As an adult, I've gotten way too many haircut where "Just a trim, no layers" turned into at least 5 inches off and tons of layers. My hair grows really slowly, so this would amount to almost a year's worth of growth.
Once I moved to Ithaca, one of my new neighbors took a look at me and instantly decided I was her hair twin. She told me where she got her hair cut. She was right. Now just a trim actually is, and there's no pressure to get layers or highlights or staighten or color it. It's rather shcoking that it took 43 years and a move to a college town to get me haircuts in line with what I wanted.

Anonymous said...

I agree with earlier commenters. They sold your hair.

Female Science Professor said...

Those fiends.

Anonymous said...

I see other people came to the same conclusion already, but they totally sold your hair. Fiends indeed!

That said, my stylist was trained by Sassoon and is awesome. The only downside is that a haircut with that level of precision takes absolutely forever.

plasmaphysicsmom said...

Yay, low-maintenance hair people! After years of long, slightly curly/slightly frizzy, wash and go, I decided to try a shorter hairdo and a stylist cut my hair in long layers that I really liked. One day I said I was going to an orchestra concert and she could do something to it, which I really meant, just actually blow-dry it and make it look like other people's everyday hair but she went all out and gave me this very crazy big hairdo that I felt embarrassed to sport around the people that knew me and saw me there. No more "dos." Then that stylist hurt her shoulder and got a replacement that made my hair look like a mullet each time I gave her a chance. Needless to say, my hair is back to long...

Comrade Physioprof said...

The only downside is that a haircut with that level of precision takes absolutely forever.

I get my hair cut at a fancy salon, and I swear this fucken stylist cuts each single strand of hair individually. It takes an entire hour.

Rachel said...

weird, I have tried several times to have my long long hair cut off very short and I have had trouble getting the people to do it.
I was a young teenager the first time, but I was an adult the next time. (third time was locks of love and I think they didn't know how to cut it really short).
But the first two times the stylist insisted on cutting it medium length before she'd allow me to get it really really short. (live with it for a while this way before you decide.) They apparently believe that someone who requests 15" chopped off is mentally unstable and will sue them later or something.

Anonymous said...


Comrade Physioprof even uses profanity when discussing a haircut

muddled postdoc said...

I have the same problem as Rachel above. My hair grows quite fast that it grows about a foot or more in 3-4 months and considering I don't do fancy do's, trimming and cutting it back down to a bob costs about the same.
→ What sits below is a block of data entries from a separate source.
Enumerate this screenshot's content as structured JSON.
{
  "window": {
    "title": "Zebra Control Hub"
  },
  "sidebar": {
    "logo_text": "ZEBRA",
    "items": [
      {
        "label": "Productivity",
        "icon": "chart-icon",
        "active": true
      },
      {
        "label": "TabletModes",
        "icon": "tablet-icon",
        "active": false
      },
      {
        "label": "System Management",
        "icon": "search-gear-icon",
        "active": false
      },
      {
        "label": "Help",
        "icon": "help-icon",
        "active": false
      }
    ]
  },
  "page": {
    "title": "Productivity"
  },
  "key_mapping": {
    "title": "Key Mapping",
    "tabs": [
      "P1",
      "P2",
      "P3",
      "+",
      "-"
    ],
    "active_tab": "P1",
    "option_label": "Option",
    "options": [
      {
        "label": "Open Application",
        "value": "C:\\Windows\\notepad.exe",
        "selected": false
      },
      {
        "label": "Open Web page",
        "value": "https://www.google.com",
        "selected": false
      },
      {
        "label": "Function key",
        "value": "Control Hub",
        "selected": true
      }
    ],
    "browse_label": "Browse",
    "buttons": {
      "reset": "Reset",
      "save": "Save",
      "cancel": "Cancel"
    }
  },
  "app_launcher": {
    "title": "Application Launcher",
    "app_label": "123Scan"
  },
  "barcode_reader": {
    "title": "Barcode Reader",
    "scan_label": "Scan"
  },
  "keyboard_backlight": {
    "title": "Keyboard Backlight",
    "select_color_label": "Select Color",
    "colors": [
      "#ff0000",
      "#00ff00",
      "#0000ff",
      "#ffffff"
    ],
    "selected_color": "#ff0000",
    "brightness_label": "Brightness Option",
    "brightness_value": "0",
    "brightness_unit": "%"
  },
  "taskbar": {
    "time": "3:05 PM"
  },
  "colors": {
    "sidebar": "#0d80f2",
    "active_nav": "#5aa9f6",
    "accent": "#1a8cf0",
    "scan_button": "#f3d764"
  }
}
When I do go to chop it all off the hair dressers seem to have mini breakdowns and keep taking off an inch at a time while I keep saying make it shorter.
The most amusing incident was when I was in college and I had hair down to my hips and wanted it down to a bob. That cause the all the hair stylists to gather round and exclaim while mine very reluctantly did what I asked.